Work item: Where the line containing "What data populates" appears in the records below, begin there and repeat each line exactly through the final one, dropping all pictures.
▬▬▬
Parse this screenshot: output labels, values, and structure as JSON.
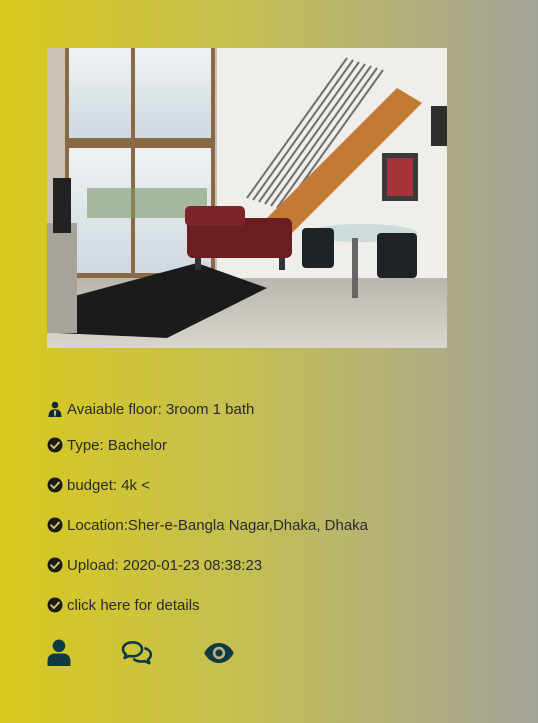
{
  "listing": {
    "photo_alt": "Loft apartment interior",
    "details": [
      {
        "icon": "user-tie-icon",
        "text": "Avaiable floor: 3room 1 bath"
      },
      {
        "icon": "check-circle-icon",
        "text": "Type: Bachelor"
      },
      {
        "icon": "check-circle-icon",
        "text": "budget: 4k <"
      },
      {
        "icon": "check-circle-icon",
        "text": "Location:Sher-e-Bangla Nagar,Dhaka, Dhaka"
      },
      {
        "icon": "check-circle-icon",
        "text": "Upload: 2020-01-23 08:38:23"
      },
      {
        "icon": "check-circle-icon",
        "text": "click here for details"
      }
    ],
    "actions": [
      {
        "icon": "user-icon"
      },
      {
        "icon": "comments-icon"
      },
      {
        "icon": "eye-icon"
      }
    ]
  },
  "colors": {
    "icon": "#0f2a33",
    "text": "#2b2b2b",
    "gradient_start": "#d9c91e",
    "gradient_end": "#a3a39b"
  }
}
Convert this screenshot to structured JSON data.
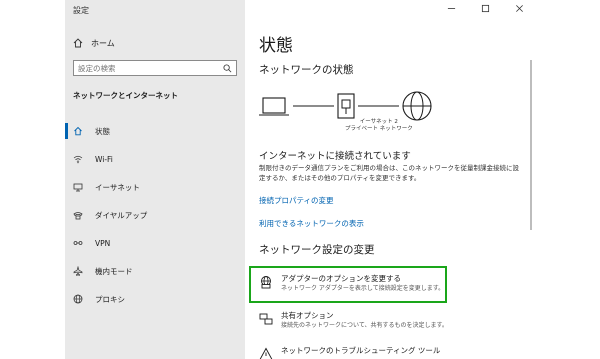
{
  "window": {
    "title": "設定",
    "controls": [
      "minimize-icon",
      "maximize-icon",
      "close-icon"
    ]
  },
  "sidebar": {
    "home_label": "ホーム",
    "search_placeholder": "設定の検索",
    "section_label": "ネットワークとインターネット",
    "items": [
      {
        "label": "状態",
        "icon": "home-status-icon",
        "active": true
      },
      {
        "label": "Wi-Fi",
        "icon": "wifi-icon",
        "active": false
      },
      {
        "label": "イーサネット",
        "icon": "ethernet-icon",
        "active": false
      },
      {
        "label": "ダイヤルアップ",
        "icon": "dialup-icon",
        "active": false
      },
      {
        "label": "VPN",
        "icon": "vpn-icon",
        "active": false
      },
      {
        "label": "機内モード",
        "icon": "airplane-icon",
        "active": false
      },
      {
        "label": "プロキシ",
        "icon": "globe-icon",
        "active": false
      }
    ]
  },
  "main": {
    "page_title": "状態",
    "network_status_heading": "ネットワークの状態",
    "network_name": "イーサネット 2",
    "network_type": "プライベート ネットワーク",
    "connected_heading": "インターネットに接続されています",
    "connected_desc": "制限付きのデータ通信プランをご利用の場合は、このネットワークを従量制課金接続に設定するか、またはその他のプロパティを変更できます。",
    "link_change_properties": "接続プロパティの変更",
    "link_available_networks": "利用できるネットワークの表示",
    "change_settings_heading": "ネットワーク設定の変更",
    "options": [
      {
        "title": "アダプターのオプションを変更する",
        "desc": "ネットワーク アダプターを表示して接続設定を変更します。",
        "icon": "adapter-icon"
      },
      {
        "title": "共有オプション",
        "desc": "接続先のネットワークについて、共有するものを決定します。",
        "icon": "sharing-icon"
      },
      {
        "title": "ネットワークのトラブルシューティング ツール",
        "desc": "",
        "icon": "warning-icon"
      }
    ]
  },
  "colors": {
    "sidebar_bg": "#e9e9e9",
    "accent": "#0063b1",
    "highlight": "#1aa61a"
  }
}
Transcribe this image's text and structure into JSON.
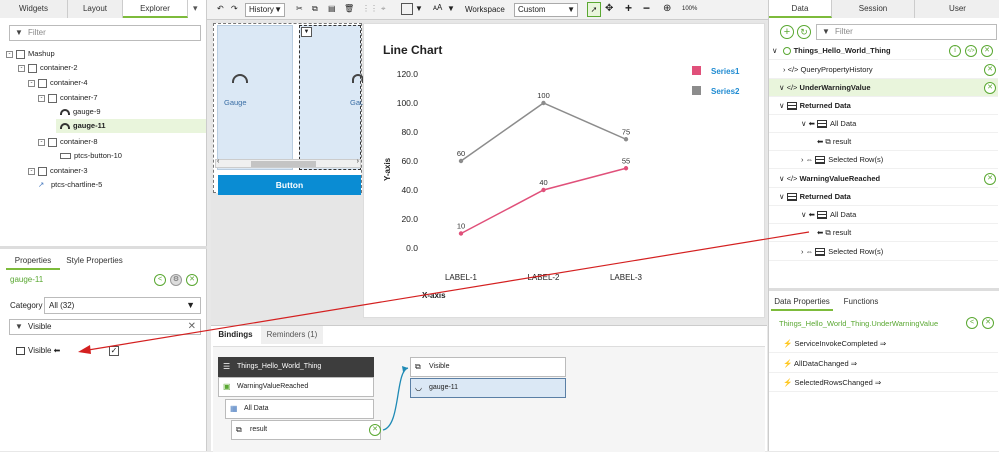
{
  "left": {
    "tabs": [
      "Widgets",
      "Layout",
      "Explorer"
    ],
    "filter_placeholder": "Filter",
    "tree": [
      "Mashup",
      "container-2",
      "container-4",
      "container-7",
      "gauge-9",
      "gauge-11",
      "container-8",
      "ptcs-button-10",
      "container-3",
      "ptcs-chartline-5"
    ],
    "props_tabs": [
      "Properties",
      "Style Properties"
    ],
    "selected_widget": "gauge-11",
    "category_label": "Category",
    "category_value": "All (32)",
    "prop_filter": "Visible",
    "prop_row_label": "Visible"
  },
  "toolbar": {
    "history": "History",
    "workspace_label": "Workspace",
    "workspace_value": "Custom",
    "zoom": "100%"
  },
  "canvas": {
    "gauge_label": "Gauge",
    "gauge_label2": "Gau",
    "button_label": "Button",
    "chart_title": "Line Chart",
    "xlabel": "X-axis",
    "ylabel": "Y-axis"
  },
  "chart_data": {
    "type": "line",
    "title": "Line Chart",
    "xlabel": "X-axis",
    "ylabel": "Y-axis",
    "categories": [
      "LABEL-1",
      "LABEL-2",
      "LABEL-3"
    ],
    "ylim": [
      0,
      120
    ],
    "yticks": [
      "0.0",
      "20.0",
      "40.0",
      "60.0",
      "80.0",
      "100.0",
      "120.0"
    ],
    "series": [
      {
        "name": "Series1",
        "values": [
          10,
          40,
          55
        ],
        "color": "#e0507a"
      },
      {
        "name": "Series2",
        "values": [
          60,
          100,
          75
        ],
        "color": "#8c8c8c"
      }
    ]
  },
  "bindings": {
    "tabs": [
      "Bindings",
      "Reminders (1)"
    ],
    "source": "Things_Hello_World_Thing",
    "service": "WarningValueReached",
    "alldata": "All Data",
    "result": "result",
    "target_visible": "Visible",
    "target_gauge": "gauge-11"
  },
  "right": {
    "tabs": [
      "Data",
      "Session",
      "User"
    ],
    "filter_placeholder": "Filter",
    "thing": "Things_Hello_World_Thing",
    "rows": [
      "QueryPropertyHistory",
      "UnderWarningValue",
      "Returned Data",
      "All Data",
      "result",
      "Selected Row(s)",
      "WarningValueReached",
      "Returned Data",
      "All Data",
      "result",
      "Selected Row(s)"
    ],
    "dp_tabs": [
      "Data Properties",
      "Functions"
    ],
    "dp_title": "Things_Hello_World_Thing.UnderWarningValue",
    "events": [
      "ServiceInvokeCompleted",
      "AllDataChanged",
      "SelectedRowsChanged"
    ]
  }
}
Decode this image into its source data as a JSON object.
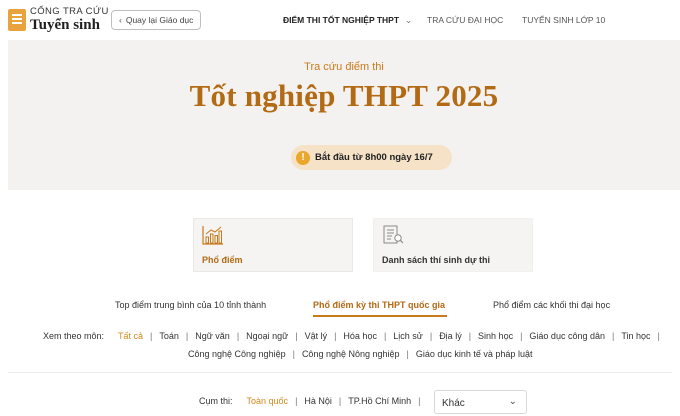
{
  "header": {
    "logo_line1": "CỔNG TRA CỨU",
    "logo_line2": "Tuyển sinh",
    "back_label": "Quay lại Giáo dục",
    "nav": [
      {
        "label": "ĐIỂM THI TỐT NGHIỆP THPT",
        "active": true,
        "dropdown": true
      },
      {
        "label": "TRA CỨU ĐẠI HỌC"
      },
      {
        "label": "TUYỂN SINH LỚP 10"
      }
    ]
  },
  "hero": {
    "subtitle": "Tra cứu điểm thi",
    "title": "Tốt nghiệp THPT 2025",
    "notice": "Bắt đầu từ 8h00 ngày 16/7"
  },
  "cards": [
    {
      "label": "Phổ điểm",
      "icon": "bar-chart-icon"
    },
    {
      "label": "Danh sách thí sinh dự thi",
      "icon": "document-list-icon"
    }
  ],
  "tabs": [
    {
      "label": "Top điểm trung bình của 10 tỉnh thành"
    },
    {
      "label": "Phổ điểm kỳ thi THPT quốc gia",
      "active": true
    },
    {
      "label": "Phổ điểm các khối thi đại học"
    }
  ],
  "subjects": {
    "label": "Xem theo môn:",
    "row1": [
      "Tất cả",
      "Toán",
      "Ngữ văn",
      "Ngoại ngữ",
      "Vật lý",
      "Hóa học",
      "Lịch sử",
      "Địa lý",
      "Sinh học",
      "Giáo dục công dân",
      "Tin học"
    ],
    "row2": [
      "Công nghệ Công nghiệp",
      "Công nghệ Nông nghiệp",
      "Giáo dục kinh tế và pháp luật"
    ],
    "active": "Tất cả"
  },
  "cluster": {
    "label": "Cụm thi:",
    "options": [
      "Toàn quốc",
      "Hà Nội",
      "TP.Hồ Chí Minh"
    ],
    "active": "Toàn quốc",
    "select_value": "Khác"
  },
  "colors": {
    "accent": "#b26a14",
    "accent_light": "#d4891e",
    "hero_bg": "#f4f2f0",
    "pill_bg": "#f5e2c7"
  }
}
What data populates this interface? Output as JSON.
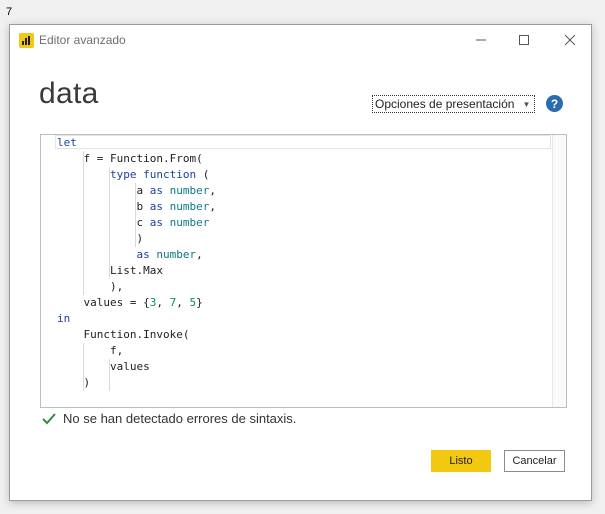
{
  "corner_label": "7",
  "window": {
    "title": "Editor avanzado",
    "icon": "power-bi-icon",
    "controls": [
      "minimize-icon",
      "maximize-icon",
      "close-icon"
    ]
  },
  "doc_title": "data",
  "display_options": {
    "label": "Opciones de presentación"
  },
  "help": {
    "glyph": "?"
  },
  "editor": {
    "lines": [
      "let",
      "    f = Function.From(",
      "        type function (",
      "            a as number,",
      "            b as number,",
      "            c as number",
      "            )",
      "            as number,",
      "        List.Max",
      "        ),",
      "    values = {3, 7, 5}",
      "in",
      "    Function.Invoke(",
      "        f,",
      "        values",
      "    )"
    ]
  },
  "status": {
    "text": "No se han detectado errores de sintaxis.",
    "icon": "checkmark-icon"
  },
  "buttons": {
    "done": "Listo",
    "cancel": "Cancelar"
  },
  "colors": {
    "accent": "#f2c811",
    "keyword": "#1c3fa3",
    "type": "#0b7a8a",
    "success": "#3a8a3a",
    "help": "#2b6cb0"
  }
}
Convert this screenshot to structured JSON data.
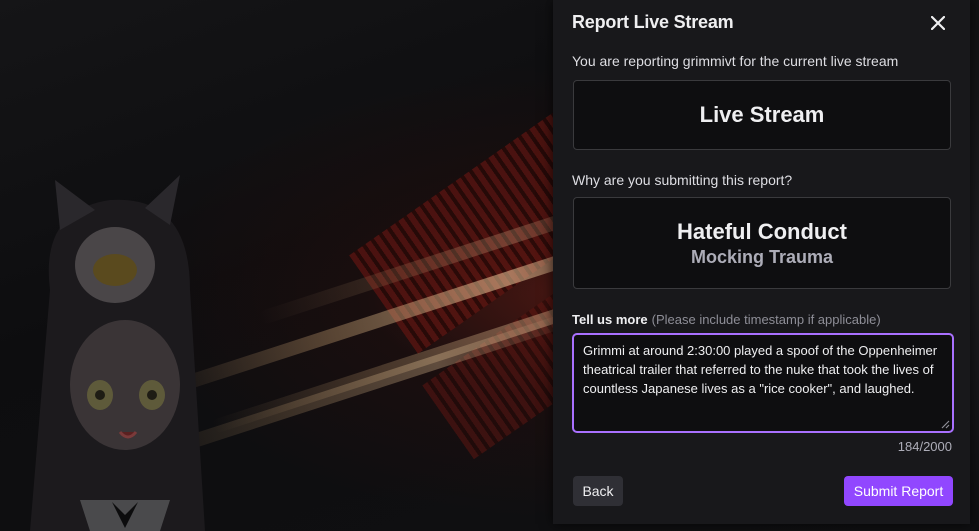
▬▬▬
Written answer:
What data populates this interface? Output as JSON.
{
  "corner_label": "7",
  "window": {
    "title": "Editor avanzado",
    "icon": "power-bi-icon",
    "controls": [
      "minimize-icon",
      "maximize-icon",
      "close-icon"
    ]
  },
  "doc_title": "data",
  "display_options": {
    "label": "Opciones de presentación"
  },
  "help": {
    "glyph": "?"
  },
  "editor": {
    "lines": [
      "let",
      "    f = Function.From(",
      "        type function (",
      "            a as number,",
      "            b as number,",
      "            c as number",
      "            )",
      "            as number,",
      "        List.Max",
      "        ),",
      "    values = {3, 7, 5}",
      "in",
      "    Function.Invoke(",
      "        f,",
      "        values",
      "    )"
    ]
  },
  "status": {
    "text": "No se han detectado errores de sintaxis.",
    "icon": "checkmark-icon"
  },
  "buttons": {
    "done": "Listo",
    "cancel": "Cancelar"
  },
  "colors": {
    "accent": "#f2c811",
    "keyword": "#1c3fa3",
    "type": "#0b7a8a",
    "success": "#3a8a3a",
    "help": "#2b6cb0"
  }
}
Convert this screenshot to structured JSON data.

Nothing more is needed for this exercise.